One year ago, Microsoft announced plans to make a business out of Minecraft content, with a Marketplace program that lets creators sell their own maps, mini-games, and aesthetic tweaks. Now, the company tells me it’s paid $7 million to Minecraft creators since the program launched last June. That’s up from $1 million in payouts as of last September, and it’s enough for several creators to have quit their day jobs to make Minecraft content full-time.
The Marketplace isn’t yet a meaningful business for Microsoft, which paid $2.5 billion to acquire Minecraft developer Mojang in 2013, but the company hopes it eventually will be. To that end, Microsoft plans to ramp up its number of creators–only 45 have received invites so far–and give them better tools. In an interview, Minecraft head Helen Chiang said Microsoft is even looking into scripting APIs that would let developers sell the kinds of powerful mods that only exist on the game’s PC Java versions today.
Still, Microsoft will face some hurdles as Marketplace grows. The company must avoid alienating its existing partners and its already-vibrant community of hobbyist modders, while also making sure the store remains safe for children.

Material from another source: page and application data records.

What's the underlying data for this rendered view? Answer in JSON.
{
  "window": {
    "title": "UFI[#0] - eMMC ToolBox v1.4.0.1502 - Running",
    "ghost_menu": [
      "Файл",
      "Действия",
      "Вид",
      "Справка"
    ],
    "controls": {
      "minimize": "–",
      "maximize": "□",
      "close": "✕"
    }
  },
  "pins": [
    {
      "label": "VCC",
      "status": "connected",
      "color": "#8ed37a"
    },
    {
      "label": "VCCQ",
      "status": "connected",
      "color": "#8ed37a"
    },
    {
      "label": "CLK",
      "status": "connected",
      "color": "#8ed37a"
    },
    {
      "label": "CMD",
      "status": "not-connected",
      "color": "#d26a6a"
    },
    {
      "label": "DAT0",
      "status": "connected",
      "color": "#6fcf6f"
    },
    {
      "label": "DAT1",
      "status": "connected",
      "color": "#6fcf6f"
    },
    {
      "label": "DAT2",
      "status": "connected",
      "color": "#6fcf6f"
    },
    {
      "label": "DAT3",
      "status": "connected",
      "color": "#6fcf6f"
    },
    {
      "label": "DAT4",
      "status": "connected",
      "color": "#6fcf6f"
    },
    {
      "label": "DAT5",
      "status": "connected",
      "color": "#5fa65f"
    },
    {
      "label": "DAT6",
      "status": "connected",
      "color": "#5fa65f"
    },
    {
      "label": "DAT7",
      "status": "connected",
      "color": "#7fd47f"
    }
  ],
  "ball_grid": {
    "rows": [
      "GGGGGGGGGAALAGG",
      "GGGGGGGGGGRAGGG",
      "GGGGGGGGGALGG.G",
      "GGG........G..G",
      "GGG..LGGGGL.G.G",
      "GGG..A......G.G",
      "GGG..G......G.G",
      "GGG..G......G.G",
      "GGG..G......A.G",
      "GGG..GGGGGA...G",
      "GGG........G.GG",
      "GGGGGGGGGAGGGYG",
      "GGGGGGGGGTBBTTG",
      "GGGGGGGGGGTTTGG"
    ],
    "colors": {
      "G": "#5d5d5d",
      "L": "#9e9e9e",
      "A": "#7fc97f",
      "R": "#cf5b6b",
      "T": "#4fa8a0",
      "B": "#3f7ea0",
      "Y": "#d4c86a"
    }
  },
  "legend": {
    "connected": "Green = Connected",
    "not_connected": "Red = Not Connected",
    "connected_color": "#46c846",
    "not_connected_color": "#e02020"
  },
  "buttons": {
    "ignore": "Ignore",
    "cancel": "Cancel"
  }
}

Read my deep dive into the business of Minecraft content creation for more on how Microsoft will take on those challenges–and perhaps turn the marketplace into as big of a phenomenon as Minecraft itself.